Travel History: Thomas Cook
During the 1870s, a new 'movement' was to be observed in England. The English suddenly travelled in larger groups than any other nation. Only a few decades ago travelling was almost exclusively reserved for a small elite, the upper class. When Briton Thomas Cook started his tours for the ordinary people, the socially conscious Victorians protested. The prospect of foreign travel within reach attracted so many people, that the British vice-consul in La Spezia accused Cook of 'swamping Europe with everything that is low-bred, vulgar and ridiculous.' In reply, the Telegraph reported: 'It is, or has been, the fashion amongst some empty-headed persons to sneer at "Cook's Tourists". Pretending to imagine that the pleasures of travel should be reserved for the upper classes, they protested against the beauties of Nature being examined by any but persons of high quality, and seemed to think that the grey Highlands, the quaint Belgian cities, the castled Rhine crags, the glaciers, mountains, and waterfalls of Switzerland and the blue plains of Italy, were exhibitions which should be open only to holders of high-priced stall tickets'. Soon Thomas Cook started making travel arrangements for Dukes and Archbishops and members of the 'accepted' classes of society and in the end he catered for both ends of the travel market. Successfully.

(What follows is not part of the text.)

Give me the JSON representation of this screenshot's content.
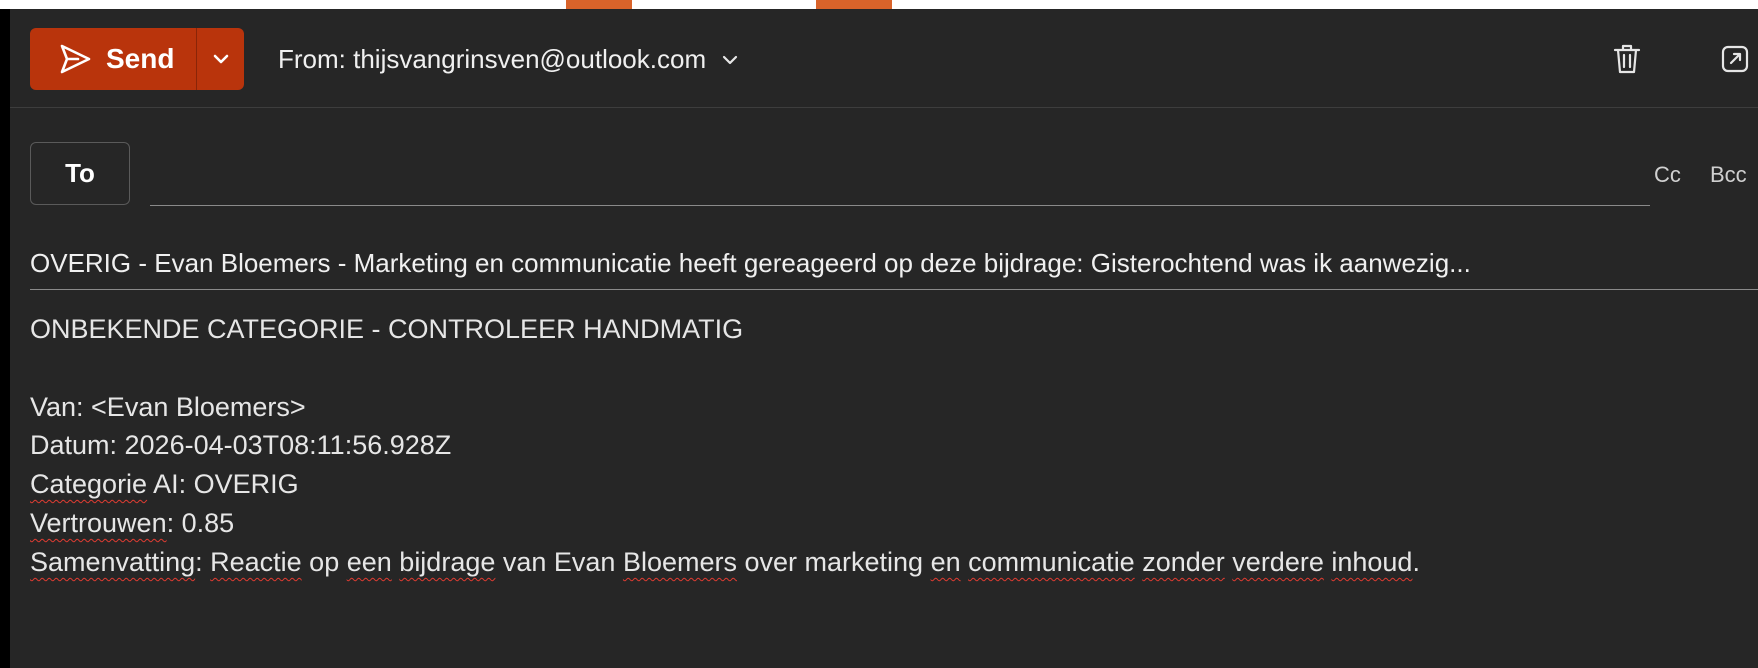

Picture: Thomas Cook in Egypt.
Source: "The Golden Age of Travel", by Andrew Williamson